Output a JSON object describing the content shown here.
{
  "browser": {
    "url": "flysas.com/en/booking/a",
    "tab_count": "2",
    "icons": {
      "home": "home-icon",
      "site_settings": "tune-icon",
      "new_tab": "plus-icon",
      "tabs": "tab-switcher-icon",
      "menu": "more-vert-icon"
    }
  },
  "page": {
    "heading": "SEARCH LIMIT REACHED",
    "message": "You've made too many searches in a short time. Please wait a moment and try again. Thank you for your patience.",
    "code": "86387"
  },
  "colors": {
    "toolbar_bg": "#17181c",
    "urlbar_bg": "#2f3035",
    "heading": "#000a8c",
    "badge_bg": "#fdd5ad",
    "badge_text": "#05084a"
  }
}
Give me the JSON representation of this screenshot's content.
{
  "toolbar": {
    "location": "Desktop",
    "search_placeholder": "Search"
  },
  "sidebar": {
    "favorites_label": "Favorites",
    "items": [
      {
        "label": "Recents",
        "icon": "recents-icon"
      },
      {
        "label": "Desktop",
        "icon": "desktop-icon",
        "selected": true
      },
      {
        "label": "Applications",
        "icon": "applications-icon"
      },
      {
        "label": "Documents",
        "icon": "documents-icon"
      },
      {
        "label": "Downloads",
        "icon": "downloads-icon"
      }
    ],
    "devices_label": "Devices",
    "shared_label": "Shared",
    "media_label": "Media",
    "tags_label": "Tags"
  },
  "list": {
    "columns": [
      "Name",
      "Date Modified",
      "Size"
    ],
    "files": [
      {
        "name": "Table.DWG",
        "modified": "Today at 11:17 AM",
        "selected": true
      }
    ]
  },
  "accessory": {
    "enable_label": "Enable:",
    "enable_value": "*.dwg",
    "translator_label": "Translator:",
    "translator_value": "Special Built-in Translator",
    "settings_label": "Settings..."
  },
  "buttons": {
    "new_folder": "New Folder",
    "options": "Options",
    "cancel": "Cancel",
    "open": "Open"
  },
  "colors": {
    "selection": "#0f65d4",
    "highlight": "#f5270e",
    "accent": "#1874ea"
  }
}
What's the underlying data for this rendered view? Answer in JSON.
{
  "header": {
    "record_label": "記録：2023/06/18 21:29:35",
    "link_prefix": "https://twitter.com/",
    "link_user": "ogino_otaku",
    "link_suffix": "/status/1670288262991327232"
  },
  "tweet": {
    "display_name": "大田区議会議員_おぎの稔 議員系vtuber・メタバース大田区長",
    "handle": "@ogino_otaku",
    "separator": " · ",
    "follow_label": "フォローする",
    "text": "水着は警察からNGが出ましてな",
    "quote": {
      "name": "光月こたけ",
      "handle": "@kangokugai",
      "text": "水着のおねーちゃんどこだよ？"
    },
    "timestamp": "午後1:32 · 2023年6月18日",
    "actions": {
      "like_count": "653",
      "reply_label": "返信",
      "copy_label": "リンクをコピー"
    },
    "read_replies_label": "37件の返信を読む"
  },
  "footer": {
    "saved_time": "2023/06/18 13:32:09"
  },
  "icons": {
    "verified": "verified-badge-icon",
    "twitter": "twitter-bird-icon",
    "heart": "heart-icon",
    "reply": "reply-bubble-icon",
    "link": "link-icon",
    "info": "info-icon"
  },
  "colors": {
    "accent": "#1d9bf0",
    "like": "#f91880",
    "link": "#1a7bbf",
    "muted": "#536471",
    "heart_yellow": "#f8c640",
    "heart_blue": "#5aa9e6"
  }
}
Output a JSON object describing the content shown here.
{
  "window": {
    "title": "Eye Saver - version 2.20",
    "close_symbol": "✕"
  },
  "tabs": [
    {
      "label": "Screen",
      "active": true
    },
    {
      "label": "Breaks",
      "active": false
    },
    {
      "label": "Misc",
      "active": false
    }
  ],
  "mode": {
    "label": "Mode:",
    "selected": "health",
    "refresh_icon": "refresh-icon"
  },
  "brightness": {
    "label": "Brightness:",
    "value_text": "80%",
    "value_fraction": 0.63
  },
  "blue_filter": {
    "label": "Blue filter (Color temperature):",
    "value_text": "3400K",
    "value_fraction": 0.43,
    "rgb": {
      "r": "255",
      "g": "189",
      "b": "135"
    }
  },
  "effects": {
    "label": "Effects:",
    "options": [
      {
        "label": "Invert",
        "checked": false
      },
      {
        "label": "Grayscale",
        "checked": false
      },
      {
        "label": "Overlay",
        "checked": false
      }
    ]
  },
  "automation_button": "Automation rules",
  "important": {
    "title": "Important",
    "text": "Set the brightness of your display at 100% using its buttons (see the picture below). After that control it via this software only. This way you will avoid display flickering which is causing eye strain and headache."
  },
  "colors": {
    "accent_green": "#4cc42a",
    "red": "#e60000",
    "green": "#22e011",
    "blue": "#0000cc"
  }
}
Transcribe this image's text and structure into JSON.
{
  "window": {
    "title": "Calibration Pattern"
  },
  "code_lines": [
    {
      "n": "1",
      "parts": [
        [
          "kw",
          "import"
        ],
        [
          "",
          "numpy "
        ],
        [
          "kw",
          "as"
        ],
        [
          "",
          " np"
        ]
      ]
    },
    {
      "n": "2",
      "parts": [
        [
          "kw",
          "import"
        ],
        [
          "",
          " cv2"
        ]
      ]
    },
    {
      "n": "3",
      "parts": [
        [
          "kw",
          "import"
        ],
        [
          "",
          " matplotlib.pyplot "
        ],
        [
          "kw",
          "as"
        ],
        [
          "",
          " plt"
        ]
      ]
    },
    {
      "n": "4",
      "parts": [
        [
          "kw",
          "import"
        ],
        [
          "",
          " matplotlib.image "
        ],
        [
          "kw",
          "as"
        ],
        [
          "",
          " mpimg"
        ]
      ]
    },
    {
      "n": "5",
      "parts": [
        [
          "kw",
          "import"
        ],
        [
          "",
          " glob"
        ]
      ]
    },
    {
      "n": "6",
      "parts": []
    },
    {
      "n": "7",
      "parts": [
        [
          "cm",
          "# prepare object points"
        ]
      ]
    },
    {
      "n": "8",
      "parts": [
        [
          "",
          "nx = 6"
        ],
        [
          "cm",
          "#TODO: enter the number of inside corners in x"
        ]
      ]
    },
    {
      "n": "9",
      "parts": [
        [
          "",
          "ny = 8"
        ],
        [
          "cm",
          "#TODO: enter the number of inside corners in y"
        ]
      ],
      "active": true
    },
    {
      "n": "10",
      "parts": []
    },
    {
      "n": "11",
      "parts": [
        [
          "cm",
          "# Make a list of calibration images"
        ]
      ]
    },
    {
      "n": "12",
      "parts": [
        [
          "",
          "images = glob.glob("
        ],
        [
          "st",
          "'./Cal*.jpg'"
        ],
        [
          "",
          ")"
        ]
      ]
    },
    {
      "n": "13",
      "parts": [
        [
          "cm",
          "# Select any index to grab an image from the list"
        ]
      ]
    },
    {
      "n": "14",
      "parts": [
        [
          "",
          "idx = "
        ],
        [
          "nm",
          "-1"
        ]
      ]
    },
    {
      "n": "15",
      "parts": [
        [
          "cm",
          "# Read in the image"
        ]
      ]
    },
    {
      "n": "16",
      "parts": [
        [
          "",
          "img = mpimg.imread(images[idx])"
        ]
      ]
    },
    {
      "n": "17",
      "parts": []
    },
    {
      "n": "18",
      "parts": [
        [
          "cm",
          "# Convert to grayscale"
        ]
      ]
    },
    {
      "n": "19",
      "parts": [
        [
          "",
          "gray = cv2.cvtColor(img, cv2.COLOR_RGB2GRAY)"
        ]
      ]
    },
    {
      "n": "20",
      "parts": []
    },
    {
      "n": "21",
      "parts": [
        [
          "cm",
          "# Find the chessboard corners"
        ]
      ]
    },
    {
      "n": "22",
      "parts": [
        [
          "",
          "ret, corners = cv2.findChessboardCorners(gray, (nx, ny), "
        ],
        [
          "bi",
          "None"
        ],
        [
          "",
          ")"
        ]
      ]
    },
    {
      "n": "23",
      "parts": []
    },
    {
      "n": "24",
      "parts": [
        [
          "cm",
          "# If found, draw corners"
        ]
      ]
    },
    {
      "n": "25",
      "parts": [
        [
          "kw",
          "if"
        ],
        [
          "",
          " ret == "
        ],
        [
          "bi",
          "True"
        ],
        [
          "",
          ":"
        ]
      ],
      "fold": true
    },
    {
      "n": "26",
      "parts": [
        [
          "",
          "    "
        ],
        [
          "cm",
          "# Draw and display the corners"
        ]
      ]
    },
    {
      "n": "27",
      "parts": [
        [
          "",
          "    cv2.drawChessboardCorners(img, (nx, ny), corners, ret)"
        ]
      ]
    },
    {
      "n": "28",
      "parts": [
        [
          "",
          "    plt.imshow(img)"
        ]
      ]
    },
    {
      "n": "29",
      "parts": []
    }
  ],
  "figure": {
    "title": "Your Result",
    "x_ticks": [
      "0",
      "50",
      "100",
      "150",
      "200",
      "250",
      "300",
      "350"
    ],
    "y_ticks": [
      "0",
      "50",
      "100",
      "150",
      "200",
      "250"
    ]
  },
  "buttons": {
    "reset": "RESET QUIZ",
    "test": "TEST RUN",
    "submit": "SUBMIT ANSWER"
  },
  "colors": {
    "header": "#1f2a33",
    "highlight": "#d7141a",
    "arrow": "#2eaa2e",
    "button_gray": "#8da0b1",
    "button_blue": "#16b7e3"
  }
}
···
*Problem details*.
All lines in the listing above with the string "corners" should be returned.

*Answer section*.
          "#TODO: enter the number of inside corners in x"
          "#TODO: enter the number of inside corners in y"
          "# Find the chessboard corners"
          "ret, corners = cv2.findChessboardCorners(gray, (nx, ny), "
          "# If found, draw corners"
          "# Draw and display the corners"
          "    cv2.drawChessboardCorners(img, (nx, ny), corners, ret)"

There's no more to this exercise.